■ Source material
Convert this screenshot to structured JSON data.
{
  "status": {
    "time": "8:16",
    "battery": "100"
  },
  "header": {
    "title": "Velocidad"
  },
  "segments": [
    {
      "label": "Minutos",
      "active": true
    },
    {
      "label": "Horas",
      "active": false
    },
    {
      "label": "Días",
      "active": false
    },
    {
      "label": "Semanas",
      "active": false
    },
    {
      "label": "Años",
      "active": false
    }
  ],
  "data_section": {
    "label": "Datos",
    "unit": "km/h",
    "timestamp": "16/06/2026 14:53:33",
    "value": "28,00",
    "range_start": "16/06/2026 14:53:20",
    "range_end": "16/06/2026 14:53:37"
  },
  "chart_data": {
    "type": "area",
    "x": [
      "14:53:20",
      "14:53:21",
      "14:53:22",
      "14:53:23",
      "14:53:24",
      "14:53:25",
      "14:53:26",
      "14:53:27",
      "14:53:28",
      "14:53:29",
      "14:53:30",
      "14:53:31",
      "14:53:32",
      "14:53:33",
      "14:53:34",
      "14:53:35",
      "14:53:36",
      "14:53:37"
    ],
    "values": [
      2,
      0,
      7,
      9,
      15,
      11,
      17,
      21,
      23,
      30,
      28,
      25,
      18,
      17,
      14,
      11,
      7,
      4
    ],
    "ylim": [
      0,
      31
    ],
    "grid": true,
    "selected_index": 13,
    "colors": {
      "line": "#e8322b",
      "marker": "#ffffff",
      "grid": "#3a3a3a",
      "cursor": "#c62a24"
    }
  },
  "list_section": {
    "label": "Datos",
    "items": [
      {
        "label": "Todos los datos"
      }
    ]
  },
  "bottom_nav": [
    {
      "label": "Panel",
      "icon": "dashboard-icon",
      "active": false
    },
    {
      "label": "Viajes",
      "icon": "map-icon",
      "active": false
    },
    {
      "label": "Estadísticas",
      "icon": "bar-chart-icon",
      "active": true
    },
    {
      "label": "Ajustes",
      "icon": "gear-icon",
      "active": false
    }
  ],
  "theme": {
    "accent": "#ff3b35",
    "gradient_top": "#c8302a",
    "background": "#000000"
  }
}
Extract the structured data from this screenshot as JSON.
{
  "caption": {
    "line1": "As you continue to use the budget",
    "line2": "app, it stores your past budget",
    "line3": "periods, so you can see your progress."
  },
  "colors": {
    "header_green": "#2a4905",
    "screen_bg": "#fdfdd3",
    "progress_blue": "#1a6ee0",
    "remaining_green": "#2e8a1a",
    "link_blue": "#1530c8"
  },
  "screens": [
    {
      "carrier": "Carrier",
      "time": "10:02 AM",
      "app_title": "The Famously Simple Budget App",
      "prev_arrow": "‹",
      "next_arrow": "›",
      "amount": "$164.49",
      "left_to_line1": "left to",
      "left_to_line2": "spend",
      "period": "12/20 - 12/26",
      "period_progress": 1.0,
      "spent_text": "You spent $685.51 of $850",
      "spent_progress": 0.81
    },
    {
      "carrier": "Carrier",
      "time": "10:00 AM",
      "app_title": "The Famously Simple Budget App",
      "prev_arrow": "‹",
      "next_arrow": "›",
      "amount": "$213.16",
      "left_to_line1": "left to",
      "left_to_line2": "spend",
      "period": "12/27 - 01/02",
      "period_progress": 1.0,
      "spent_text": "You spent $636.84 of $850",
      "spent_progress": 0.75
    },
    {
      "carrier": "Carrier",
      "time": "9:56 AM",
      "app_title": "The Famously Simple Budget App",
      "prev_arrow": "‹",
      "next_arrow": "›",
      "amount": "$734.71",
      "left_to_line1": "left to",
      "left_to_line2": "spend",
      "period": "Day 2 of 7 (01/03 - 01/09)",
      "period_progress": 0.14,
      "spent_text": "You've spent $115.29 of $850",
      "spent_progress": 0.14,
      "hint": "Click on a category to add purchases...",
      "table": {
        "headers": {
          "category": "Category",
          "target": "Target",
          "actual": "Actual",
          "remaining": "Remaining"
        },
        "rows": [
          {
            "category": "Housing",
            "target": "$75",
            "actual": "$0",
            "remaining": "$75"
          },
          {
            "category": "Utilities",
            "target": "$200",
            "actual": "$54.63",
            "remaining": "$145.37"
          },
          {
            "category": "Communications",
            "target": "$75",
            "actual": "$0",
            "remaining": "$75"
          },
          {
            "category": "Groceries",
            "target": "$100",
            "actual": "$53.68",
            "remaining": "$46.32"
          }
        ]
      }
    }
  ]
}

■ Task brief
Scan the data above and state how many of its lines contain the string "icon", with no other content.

■ Task solution
4